The Australian Medical Student Journal is born

A group of AMSJ staff members at a meeting in Febuary, 2010

It is a delight to welcome you to the inaugural issue of Australia’s new national medical student journal.

As you will no doubt discover, this first issue of the AMSJ really is a showcase of the talent, passion and achievement of medical students from across the country.

In recent times, medical education in Australia has seen a paradigm shift to self-directed learning and evidence-based medicine, and medical students themselves have become an increasingly diverse cohort with a wide range of backgrounds and interests. The AMSJ is in many ways a response to the corresponding need for avenues of expression.

In less than a year, the AMSJ has developed from an idea to a reality of previously unimaginable quality and scale. Every stage in the journal’s development has been somewhat of a leap into the unknown. One of the critical hurdles for the concept was always going to be the response in terms of submissions. We were overwhelmed with both the quality and quantity of what was received, with the vast majority of Australia’s twenty medical schools being represented among the submissions. The only regret is that only a small proportion were able to be published in the inaugural issue. Ultimately, it is the authors who have made the AMSJ a success, and will continue to do so.

The AMSJ has been a challenging balancing act in many respects. While we wanted to steer well away from being another student magazine, we did not want to be constrained by all of the typical expectations of a biomedical journal. We are not the first such journal in the world, however we found that the whole concept of a ‘student medical journal’ still needed to be defined; such a journal needs to be student-friendly for both authors at one end, and readers at the other.

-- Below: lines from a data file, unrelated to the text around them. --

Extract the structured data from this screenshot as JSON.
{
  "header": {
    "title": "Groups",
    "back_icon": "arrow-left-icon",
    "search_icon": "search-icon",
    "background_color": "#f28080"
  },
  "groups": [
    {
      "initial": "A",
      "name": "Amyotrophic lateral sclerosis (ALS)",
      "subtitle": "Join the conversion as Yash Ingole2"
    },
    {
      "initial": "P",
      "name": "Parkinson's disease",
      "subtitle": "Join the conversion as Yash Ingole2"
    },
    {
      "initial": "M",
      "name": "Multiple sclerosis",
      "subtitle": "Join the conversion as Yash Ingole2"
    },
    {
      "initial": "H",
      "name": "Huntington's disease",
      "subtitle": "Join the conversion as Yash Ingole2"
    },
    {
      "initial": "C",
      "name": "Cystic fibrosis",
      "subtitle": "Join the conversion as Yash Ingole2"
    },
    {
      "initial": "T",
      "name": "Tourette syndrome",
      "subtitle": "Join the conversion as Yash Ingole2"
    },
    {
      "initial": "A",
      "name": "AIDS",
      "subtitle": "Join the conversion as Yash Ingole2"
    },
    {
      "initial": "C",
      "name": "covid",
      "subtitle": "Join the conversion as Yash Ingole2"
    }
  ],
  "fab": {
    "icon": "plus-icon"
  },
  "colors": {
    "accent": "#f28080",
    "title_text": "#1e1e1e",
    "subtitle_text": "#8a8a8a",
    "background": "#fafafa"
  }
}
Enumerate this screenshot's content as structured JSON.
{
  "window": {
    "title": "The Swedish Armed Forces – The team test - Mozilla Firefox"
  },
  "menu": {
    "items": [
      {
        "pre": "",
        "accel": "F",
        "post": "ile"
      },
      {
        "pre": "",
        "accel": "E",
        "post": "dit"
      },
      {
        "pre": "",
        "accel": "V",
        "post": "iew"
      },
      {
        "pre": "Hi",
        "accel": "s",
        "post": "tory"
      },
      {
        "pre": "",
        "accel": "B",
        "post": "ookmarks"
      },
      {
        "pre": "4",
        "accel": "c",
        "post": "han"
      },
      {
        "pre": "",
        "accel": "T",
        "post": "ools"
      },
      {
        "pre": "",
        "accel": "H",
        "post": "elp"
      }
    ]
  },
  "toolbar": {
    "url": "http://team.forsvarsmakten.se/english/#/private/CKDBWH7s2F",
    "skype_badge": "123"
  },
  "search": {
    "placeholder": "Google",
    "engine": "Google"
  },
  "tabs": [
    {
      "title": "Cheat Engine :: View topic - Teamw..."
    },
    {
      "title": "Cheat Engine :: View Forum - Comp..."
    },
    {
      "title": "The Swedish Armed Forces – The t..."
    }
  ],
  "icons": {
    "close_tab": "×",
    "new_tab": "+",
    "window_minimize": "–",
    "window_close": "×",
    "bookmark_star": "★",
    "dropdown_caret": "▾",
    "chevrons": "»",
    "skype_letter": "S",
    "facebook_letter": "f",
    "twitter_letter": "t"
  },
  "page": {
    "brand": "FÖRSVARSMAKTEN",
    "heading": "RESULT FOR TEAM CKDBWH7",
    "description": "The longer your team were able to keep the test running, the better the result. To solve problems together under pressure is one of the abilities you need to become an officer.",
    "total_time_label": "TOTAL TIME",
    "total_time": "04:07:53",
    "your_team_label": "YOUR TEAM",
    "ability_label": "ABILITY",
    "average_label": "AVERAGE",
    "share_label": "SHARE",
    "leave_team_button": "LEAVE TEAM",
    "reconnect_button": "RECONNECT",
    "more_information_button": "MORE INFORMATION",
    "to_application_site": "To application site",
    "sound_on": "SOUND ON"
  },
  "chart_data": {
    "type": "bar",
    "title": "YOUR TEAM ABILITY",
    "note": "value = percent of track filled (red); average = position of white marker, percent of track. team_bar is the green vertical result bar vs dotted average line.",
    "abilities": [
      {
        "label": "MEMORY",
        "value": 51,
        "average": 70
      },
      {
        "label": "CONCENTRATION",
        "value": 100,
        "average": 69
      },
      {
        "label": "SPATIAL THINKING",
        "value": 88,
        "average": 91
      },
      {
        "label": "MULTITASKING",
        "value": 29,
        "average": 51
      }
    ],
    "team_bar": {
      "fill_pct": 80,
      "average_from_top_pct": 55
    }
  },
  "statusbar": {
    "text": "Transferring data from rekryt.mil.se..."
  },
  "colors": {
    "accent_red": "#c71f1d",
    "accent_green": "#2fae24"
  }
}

From the perspective of student authors, we aimed to provide an unintimidating forum that could be a stepping-stone into the world of academia. While all academic articles underwent rigorous internal and external review processes, being anonymously peer-reviewed by at least two experts in their particular field, a central concern was to be as constructive as possible with any author feedback. A student journal needs to avoid the type of harsh uninformative rejections that are sometimes met with in existing journals. The AMSJ offers opportunities for a wide variety of styles, and for more general-interest articles that may not find a place elsewhere. As such, in this issue, you will find what you are familiar with in existing journals, such as review articles, original research, and case reports. However, you will also find many pieces that traverse the traditional boundaries, such as reviews of student resources, career pieces, and a host of feature articles.

From the perspective of you, our readership, the central concern was to be relevant and interesting. There is little use in publishing articles, regardless of the excellence of the research behind them, if they are of an extremely specialised nature and of no appeal to the vast majority of medical students. By the same token, we needed to publish articles that could extend students beyond the limits of standard medical curricula.

None of this would have been possible without our extremely dedicated volunteer staff of twenty-two students, to whom I offer heartfelt thanks and congratulations. As we all quickly learned, being involved in a totally new professional organisation is no easy task – every single process has to be designed from the ground up, without the luxury of a predecessor to lean on for advice. But at the same time, this has imparted an amazing degree of creative freedom that everyone found most rewarding.

There are a host of other people who have made this venture possible, including the generous and dedicated academics and clinicians who became peer-reviewers, our sponsors, medical societies from around the country, and the UNSW Faculty of Medicine, particularly Dr. John Hunt.

If what follows in the next seventy or so pages represent what is possible for an inaugural issue, then the future for the AMSJ certainly seems bright. I would encourage any student who reads this issue to take inspiration from their colleagues’ work published in these pages and think of how they could contribute to future issues, and indeed to the field of medicine in general.